ous conditions. In this research area, which is dominated by chemists, information is usually organized by molecule. These data are being generated at a relatively slow rate by a very large number of researchers in a variety of disciplines scattered around the world. Much of the data has not yet been captured in usable electronic form, and extensive outreach to the combustion-chemistry community will be required to make the data more accessible and useful and to ensure that the data are up to date. Fortunately, in this area there is significant prior work and a history of cooperative community efforts to build on.
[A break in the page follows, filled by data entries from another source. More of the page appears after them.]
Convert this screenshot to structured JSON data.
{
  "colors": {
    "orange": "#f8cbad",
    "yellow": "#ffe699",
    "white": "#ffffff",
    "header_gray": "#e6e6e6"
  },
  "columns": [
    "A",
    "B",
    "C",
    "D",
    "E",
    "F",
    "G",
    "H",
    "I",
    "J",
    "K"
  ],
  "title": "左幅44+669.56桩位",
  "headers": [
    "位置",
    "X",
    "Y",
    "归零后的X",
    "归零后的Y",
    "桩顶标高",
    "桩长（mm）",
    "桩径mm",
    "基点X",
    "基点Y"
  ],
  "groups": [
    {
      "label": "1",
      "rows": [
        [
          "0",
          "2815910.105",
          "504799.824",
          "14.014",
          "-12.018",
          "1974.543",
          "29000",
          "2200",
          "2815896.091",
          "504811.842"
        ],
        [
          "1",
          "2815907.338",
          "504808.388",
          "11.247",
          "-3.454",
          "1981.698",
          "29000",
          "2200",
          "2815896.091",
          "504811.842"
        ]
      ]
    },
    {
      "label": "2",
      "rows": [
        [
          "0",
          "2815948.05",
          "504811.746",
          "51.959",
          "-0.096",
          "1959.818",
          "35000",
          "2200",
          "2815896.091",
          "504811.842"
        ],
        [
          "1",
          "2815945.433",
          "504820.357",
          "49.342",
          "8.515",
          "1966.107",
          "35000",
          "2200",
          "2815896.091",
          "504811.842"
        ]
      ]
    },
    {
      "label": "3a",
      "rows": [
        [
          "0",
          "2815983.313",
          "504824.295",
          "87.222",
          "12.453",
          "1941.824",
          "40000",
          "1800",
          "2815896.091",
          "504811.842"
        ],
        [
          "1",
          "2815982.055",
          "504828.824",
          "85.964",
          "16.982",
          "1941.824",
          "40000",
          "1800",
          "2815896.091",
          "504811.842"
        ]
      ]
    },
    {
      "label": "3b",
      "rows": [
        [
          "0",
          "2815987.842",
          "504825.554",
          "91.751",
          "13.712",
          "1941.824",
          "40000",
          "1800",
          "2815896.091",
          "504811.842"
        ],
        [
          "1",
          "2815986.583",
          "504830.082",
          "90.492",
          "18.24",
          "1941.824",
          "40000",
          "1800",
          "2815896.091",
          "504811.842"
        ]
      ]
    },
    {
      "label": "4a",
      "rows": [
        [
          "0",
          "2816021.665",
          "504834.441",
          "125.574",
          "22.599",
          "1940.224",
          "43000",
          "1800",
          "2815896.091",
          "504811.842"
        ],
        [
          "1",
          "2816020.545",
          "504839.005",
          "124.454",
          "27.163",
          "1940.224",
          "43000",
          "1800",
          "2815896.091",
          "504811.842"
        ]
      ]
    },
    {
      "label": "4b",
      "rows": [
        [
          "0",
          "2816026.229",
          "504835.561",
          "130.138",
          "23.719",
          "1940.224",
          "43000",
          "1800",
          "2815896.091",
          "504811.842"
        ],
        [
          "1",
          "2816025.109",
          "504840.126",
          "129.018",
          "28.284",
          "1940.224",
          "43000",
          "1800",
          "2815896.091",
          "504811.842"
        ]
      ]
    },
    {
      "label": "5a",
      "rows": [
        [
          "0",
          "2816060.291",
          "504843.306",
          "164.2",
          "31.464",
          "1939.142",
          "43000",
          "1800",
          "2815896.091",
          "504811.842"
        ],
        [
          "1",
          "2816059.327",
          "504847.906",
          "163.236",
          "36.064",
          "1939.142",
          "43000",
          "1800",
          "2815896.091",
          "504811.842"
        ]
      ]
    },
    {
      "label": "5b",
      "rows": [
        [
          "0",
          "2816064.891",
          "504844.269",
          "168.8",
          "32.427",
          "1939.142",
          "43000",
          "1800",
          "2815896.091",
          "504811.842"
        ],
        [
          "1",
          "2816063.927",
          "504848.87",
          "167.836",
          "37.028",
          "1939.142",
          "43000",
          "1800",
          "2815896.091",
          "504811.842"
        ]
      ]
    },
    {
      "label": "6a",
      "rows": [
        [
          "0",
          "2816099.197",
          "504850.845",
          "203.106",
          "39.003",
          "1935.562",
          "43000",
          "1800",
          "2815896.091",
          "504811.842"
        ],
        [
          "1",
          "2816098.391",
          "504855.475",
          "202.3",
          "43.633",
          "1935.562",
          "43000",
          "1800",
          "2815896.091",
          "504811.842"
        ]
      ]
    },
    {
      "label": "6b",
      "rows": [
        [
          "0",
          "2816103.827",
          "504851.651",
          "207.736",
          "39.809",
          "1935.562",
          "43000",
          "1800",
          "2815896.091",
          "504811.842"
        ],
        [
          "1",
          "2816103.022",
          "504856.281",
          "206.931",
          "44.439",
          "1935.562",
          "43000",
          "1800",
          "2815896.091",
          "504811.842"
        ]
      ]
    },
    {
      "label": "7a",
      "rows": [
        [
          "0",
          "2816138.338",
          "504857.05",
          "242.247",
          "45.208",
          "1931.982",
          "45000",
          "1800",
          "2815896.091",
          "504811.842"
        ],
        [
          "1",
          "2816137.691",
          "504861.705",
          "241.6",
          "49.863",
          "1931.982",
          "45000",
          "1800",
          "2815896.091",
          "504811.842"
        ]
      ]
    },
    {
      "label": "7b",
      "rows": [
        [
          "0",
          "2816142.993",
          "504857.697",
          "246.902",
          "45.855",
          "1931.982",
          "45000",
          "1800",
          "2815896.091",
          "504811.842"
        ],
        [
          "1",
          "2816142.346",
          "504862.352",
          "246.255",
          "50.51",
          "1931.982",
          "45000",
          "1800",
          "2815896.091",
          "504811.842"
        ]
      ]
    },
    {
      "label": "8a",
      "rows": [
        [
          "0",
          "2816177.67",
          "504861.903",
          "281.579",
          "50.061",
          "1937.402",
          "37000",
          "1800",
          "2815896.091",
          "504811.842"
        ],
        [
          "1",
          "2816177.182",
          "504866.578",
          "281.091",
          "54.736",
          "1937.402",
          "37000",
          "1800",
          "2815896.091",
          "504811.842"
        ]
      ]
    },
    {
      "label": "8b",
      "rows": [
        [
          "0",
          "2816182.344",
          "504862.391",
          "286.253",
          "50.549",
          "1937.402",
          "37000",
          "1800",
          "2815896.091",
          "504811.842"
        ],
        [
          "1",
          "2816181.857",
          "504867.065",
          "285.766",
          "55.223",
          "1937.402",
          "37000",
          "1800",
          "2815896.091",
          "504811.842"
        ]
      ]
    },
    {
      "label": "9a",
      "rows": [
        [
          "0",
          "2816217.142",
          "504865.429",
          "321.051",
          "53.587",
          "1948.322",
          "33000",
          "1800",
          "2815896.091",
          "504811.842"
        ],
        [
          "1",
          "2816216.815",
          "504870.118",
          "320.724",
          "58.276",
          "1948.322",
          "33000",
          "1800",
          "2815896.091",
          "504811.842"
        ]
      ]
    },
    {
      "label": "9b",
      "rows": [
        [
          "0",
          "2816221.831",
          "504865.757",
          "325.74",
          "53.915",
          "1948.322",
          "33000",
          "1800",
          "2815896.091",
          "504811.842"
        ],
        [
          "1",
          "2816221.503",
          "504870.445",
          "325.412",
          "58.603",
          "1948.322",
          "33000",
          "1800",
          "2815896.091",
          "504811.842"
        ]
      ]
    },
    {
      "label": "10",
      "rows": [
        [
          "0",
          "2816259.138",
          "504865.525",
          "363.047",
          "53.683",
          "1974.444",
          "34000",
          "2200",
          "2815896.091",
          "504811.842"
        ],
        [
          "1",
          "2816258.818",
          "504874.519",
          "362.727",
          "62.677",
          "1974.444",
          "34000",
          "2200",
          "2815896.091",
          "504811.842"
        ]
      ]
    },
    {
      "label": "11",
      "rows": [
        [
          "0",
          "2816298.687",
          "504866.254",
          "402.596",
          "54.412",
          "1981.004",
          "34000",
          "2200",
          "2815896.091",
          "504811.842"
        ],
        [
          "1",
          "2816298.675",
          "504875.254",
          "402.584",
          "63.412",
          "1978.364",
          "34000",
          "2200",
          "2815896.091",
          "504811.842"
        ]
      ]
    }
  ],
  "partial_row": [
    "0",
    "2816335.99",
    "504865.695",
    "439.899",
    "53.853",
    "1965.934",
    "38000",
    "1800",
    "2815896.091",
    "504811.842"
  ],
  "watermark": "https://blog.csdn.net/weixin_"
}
For the reacting flow community, the CI must handle very large volumes of data, but the data are more homogeneous, and the computational and experimental data of greatest interest are generated by researchers at supercomputer centers, national laboratories, and universities. Although there are still significant community-outreach and data-documentation issues impacting the flame and reacting-flow research community, they are not as severe as for the fuels and chemistry research community. Many of the flame and reacting-flow community’s challenges here are technical: the mechanics of how to share and use extremely large data sets, how to ensure access to the validation data without compromising security, and so on. In this field, information is organized according to flame type and computational fluid dynamics (CFD) methodology.
To be most valuable to industrial engineers developing new engines, combustors, and fuels, the combustion CI must allow efficient access